**EXERCISE INPUT**:

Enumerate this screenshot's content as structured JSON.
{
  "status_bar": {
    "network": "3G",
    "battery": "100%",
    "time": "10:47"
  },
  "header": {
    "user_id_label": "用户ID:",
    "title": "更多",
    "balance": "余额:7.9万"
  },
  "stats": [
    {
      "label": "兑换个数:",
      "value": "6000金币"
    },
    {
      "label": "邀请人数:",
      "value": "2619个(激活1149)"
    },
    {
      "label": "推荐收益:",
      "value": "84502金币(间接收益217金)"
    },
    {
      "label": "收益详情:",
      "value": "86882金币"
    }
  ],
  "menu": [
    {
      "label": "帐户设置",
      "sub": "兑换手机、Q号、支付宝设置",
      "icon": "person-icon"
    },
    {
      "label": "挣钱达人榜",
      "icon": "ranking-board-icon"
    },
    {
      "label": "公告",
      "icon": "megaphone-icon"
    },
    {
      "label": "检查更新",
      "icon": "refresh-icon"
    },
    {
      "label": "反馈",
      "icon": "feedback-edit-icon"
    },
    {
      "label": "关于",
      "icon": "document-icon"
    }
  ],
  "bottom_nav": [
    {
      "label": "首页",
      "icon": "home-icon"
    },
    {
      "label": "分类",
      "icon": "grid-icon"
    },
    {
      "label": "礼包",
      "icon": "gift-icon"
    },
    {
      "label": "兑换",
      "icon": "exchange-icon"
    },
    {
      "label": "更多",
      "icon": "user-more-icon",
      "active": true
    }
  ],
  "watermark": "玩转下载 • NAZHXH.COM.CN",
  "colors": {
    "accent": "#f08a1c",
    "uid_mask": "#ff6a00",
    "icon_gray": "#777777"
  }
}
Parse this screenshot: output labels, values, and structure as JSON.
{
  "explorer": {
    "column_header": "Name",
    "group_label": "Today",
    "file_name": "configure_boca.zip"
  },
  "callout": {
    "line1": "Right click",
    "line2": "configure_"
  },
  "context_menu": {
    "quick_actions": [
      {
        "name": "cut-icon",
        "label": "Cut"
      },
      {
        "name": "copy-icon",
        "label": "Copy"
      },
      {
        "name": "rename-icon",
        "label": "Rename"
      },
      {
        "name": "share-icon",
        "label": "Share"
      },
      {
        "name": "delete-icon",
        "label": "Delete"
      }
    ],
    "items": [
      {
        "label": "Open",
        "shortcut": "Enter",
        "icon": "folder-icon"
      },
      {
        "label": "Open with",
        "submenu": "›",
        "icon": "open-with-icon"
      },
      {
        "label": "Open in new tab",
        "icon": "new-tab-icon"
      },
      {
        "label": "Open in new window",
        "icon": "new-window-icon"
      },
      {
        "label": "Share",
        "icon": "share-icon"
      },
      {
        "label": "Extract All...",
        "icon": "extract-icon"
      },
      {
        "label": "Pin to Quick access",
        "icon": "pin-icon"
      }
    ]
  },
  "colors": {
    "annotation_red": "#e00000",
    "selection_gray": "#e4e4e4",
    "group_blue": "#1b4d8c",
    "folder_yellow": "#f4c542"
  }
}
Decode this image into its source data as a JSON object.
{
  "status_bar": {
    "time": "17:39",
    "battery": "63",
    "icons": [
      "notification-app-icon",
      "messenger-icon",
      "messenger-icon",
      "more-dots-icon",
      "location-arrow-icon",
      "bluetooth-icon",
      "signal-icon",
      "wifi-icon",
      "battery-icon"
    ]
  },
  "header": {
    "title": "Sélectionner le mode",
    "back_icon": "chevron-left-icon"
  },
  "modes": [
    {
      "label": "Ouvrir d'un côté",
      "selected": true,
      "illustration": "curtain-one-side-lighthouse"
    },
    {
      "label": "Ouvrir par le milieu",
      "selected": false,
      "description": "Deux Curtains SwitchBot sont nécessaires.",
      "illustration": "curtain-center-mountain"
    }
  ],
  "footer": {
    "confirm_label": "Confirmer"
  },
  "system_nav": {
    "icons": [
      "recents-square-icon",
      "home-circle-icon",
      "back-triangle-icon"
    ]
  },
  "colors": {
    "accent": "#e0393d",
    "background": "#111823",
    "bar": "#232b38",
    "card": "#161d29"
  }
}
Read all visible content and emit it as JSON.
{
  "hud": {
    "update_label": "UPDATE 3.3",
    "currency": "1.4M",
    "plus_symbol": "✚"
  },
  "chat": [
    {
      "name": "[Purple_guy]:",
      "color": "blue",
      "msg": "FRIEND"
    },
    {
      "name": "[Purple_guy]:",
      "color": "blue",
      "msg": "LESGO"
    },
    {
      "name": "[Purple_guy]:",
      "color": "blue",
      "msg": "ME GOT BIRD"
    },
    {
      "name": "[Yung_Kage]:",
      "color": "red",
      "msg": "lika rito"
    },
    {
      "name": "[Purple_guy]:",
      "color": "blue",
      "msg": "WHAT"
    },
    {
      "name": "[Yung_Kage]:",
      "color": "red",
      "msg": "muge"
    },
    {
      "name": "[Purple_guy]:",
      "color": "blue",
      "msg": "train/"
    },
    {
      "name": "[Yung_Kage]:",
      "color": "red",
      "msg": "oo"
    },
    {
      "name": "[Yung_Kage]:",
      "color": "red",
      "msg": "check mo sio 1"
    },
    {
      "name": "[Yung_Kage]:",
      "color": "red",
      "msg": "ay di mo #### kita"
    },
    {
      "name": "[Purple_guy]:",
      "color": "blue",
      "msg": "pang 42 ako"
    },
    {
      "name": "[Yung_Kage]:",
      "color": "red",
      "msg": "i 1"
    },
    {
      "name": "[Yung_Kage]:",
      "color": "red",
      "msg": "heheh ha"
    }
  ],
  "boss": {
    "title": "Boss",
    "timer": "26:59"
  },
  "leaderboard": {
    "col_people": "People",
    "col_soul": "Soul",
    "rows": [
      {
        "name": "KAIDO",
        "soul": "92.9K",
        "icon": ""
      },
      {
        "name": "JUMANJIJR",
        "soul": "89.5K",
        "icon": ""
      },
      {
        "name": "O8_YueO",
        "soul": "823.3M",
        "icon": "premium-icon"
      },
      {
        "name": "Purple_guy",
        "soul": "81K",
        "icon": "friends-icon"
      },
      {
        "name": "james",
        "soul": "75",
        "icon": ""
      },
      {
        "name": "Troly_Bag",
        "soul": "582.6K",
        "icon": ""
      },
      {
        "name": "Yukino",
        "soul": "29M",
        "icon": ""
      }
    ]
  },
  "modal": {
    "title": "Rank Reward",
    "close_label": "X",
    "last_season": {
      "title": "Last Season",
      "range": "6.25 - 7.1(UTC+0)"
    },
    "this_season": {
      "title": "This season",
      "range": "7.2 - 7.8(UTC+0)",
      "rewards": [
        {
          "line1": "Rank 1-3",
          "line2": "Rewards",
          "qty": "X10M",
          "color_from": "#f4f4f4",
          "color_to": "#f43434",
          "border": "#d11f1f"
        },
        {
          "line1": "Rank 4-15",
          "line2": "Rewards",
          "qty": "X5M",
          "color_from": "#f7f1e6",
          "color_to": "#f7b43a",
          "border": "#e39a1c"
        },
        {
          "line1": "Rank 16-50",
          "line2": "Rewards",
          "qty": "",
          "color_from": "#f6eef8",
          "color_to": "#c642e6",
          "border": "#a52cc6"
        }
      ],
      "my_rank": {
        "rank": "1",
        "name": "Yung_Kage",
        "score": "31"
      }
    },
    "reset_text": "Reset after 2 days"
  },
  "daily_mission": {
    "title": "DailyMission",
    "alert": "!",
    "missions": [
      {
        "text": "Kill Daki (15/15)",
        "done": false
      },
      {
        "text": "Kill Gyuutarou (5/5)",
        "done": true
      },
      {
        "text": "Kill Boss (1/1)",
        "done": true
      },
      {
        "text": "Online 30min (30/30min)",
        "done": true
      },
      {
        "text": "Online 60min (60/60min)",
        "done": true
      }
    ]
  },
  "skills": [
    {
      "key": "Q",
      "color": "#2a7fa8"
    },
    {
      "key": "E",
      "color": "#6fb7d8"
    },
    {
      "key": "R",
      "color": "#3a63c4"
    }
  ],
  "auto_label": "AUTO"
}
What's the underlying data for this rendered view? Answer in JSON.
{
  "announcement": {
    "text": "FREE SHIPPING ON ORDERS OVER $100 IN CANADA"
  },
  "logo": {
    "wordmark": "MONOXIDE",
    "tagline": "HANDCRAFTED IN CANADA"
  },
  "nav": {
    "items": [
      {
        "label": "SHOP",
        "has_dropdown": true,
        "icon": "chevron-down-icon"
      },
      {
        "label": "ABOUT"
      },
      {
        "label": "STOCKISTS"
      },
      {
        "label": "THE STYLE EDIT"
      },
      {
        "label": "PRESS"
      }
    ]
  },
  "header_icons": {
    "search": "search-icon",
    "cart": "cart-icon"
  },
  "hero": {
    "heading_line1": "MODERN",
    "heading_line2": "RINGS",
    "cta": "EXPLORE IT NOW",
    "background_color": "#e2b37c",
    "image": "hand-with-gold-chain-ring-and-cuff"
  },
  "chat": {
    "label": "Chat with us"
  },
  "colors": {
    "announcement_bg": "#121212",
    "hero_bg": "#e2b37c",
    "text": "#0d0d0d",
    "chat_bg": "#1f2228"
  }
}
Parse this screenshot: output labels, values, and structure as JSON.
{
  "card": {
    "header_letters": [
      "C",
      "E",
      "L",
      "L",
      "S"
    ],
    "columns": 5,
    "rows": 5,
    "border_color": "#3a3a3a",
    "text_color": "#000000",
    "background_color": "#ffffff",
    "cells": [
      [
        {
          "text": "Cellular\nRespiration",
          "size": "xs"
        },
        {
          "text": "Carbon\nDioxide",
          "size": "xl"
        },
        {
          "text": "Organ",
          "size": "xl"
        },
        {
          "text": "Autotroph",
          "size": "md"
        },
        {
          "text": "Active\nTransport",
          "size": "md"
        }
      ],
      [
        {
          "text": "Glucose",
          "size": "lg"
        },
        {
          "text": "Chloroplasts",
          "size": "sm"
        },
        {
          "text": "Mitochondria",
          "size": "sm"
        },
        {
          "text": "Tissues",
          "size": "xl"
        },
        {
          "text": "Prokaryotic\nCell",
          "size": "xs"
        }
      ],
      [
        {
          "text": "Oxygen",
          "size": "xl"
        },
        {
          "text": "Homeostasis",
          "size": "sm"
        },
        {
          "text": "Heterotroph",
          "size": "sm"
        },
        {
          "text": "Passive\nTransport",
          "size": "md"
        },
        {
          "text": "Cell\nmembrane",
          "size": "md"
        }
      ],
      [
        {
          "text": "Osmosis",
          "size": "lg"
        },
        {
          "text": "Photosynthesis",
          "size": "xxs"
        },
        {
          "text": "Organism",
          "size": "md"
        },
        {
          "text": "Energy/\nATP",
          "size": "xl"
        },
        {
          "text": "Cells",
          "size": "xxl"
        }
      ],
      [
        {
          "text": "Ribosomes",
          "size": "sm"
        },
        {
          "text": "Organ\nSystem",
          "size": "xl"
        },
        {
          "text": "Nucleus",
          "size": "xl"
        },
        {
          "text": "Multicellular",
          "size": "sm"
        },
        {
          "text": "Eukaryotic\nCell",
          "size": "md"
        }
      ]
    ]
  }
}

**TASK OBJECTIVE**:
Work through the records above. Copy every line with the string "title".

**ANSWER FOR THIS EXERCISE**:
    "title": "更多",
    "title": "Sélectionner le mode",
    "title": "Boss",
    "title": "Rank Reward",
      "title": "Last Season",
      "title": "This season",
    "title": "DailyMission",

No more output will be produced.